Reproduce each entry exactly, so that everything except the pictures is carried over.

[AVAILABLE DATA]
((
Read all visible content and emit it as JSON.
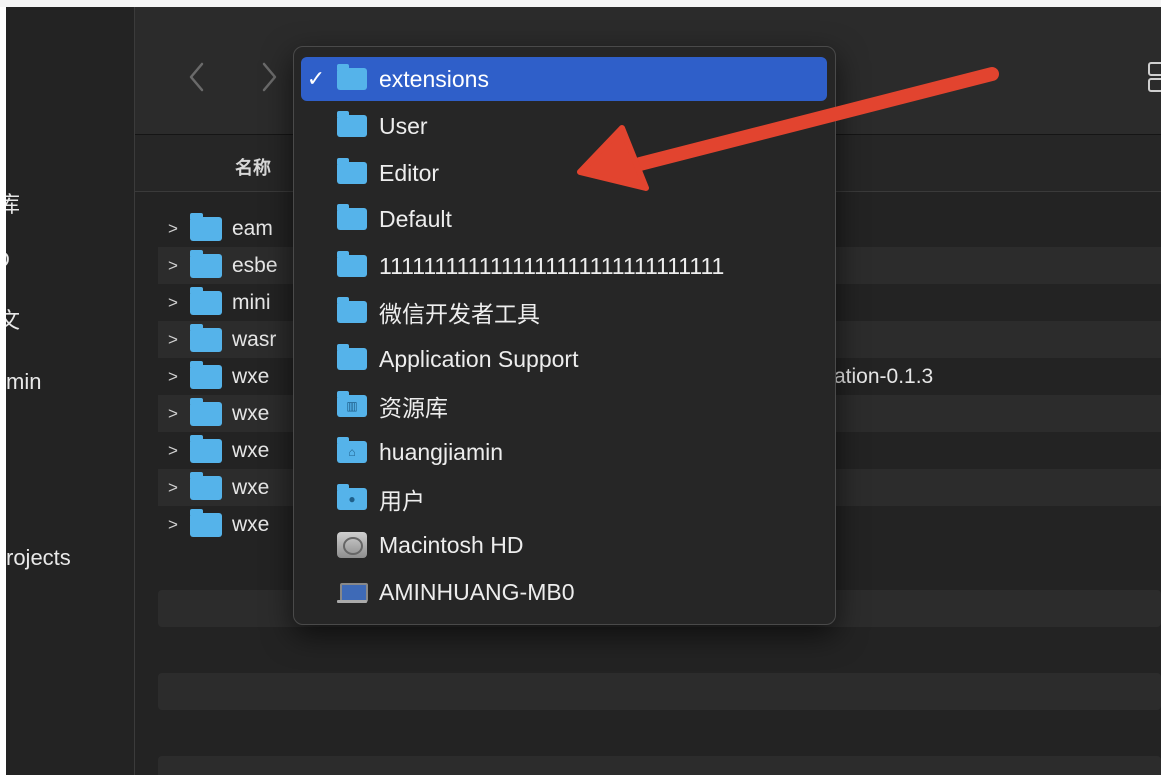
{
  "sidebar": {
    "items": [
      {
        "label": "库"
      },
      {
        "label": "D"
      },
      {
        "label": "文"
      },
      {
        "label": "min"
      },
      {
        "label": "rojects"
      }
    ]
  },
  "header": {
    "name_column": "名称"
  },
  "files": [
    {
      "name": "eam",
      "tail": ""
    },
    {
      "name": "esbe",
      "tail": ""
    },
    {
      "name": "mini",
      "tail": ""
    },
    {
      "name": "wasr",
      "tail": ""
    },
    {
      "name": "wxe",
      "tail": "ation-0.1.3"
    },
    {
      "name": "wxe",
      "tail": ""
    },
    {
      "name": "wxe",
      "tail": ""
    },
    {
      "name": "wxe",
      "tail": ""
    },
    {
      "name": "wxe",
      "tail": ""
    }
  ],
  "menu": {
    "check_mark": "✓",
    "items": [
      {
        "label": "extensions",
        "icon": "folder-icon",
        "selected": true
      },
      {
        "label": "User",
        "icon": "folder-icon"
      },
      {
        "label": "Editor",
        "icon": "folder-icon"
      },
      {
        "label": "Default",
        "icon": "folder-icon"
      },
      {
        "label": "1111111111111111111111111111111",
        "icon": "folder-icon"
      },
      {
        "label": "微信开发者工具",
        "icon": "folder-icon"
      },
      {
        "label": "Application Support",
        "icon": "folder-icon"
      },
      {
        "label": "资源库",
        "icon": "library-folder-icon"
      },
      {
        "label": "huangjiamin",
        "icon": "home-folder-icon"
      },
      {
        "label": "用户",
        "icon": "users-folder-icon"
      },
      {
        "label": "Macintosh HD",
        "icon": "hard-disk-icon"
      },
      {
        "label": "AMINHUANG-MB0",
        "icon": "laptop-icon"
      }
    ]
  },
  "colors": {
    "window_bg": "#232323",
    "selection": "#2f5fc9",
    "folder": "#55b3ea",
    "annotation_arrow": "#e2442f"
  }
}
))
[SOLUTION FOR THIS EXERCISE]
Read all visible content and emit it as JSON.
{
  "sidebar": {
    "items": [
      {
        "label": "库"
      },
      {
        "label": "D"
      },
      {
        "label": "文"
      },
      {
        "label": "min"
      },
      {
        "label": "rojects"
      }
    ]
  },
  "header": {
    "name_column": "名称"
  },
  "files": [
    {
      "name": "eam",
      "tail": ""
    },
    {
      "name": "esbe",
      "tail": ""
    },
    {
      "name": "mini",
      "tail": ""
    },
    {
      "name": "wasr",
      "tail": ""
    },
    {
      "name": "wxe",
      "tail": "ation-0.1.3"
    },
    {
      "name": "wxe",
      "tail": ""
    },
    {
      "name": "wxe",
      "tail": ""
    },
    {
      "name": "wxe",
      "tail": ""
    },
    {
      "name": "wxe",
      "tail": ""
    }
  ],
  "menu": {
    "check_mark": "✓",
    "items": [
      {
        "label": "extensions",
        "icon": "folder-icon",
        "selected": true
      },
      {
        "label": "User",
        "icon": "folder-icon"
      },
      {
        "label": "Editor",
        "icon": "folder-icon"
      },
      {
        "label": "Default",
        "icon": "folder-icon"
      },
      {
        "label": "1111111111111111111111111111111",
        "icon": "folder-icon"
      },
      {
        "label": "微信开发者工具",
        "icon": "folder-icon"
      },
      {
        "label": "Application Support",
        "icon": "folder-icon"
      },
      {
        "label": "资源库",
        "icon": "library-folder-icon"
      },
      {
        "label": "huangjiamin",
        "icon": "home-folder-icon"
      },
      {
        "label": "用户",
        "icon": "users-folder-icon"
      },
      {
        "label": "Macintosh HD",
        "icon": "hard-disk-icon"
      },
      {
        "label": "AMINHUANG-MB0",
        "icon": "laptop-icon"
      }
    ]
  },
  "colors": {
    "window_bg": "#232323",
    "selection": "#2f5fc9",
    "folder": "#55b3ea",
    "annotation_arrow": "#e2442f"
  }
}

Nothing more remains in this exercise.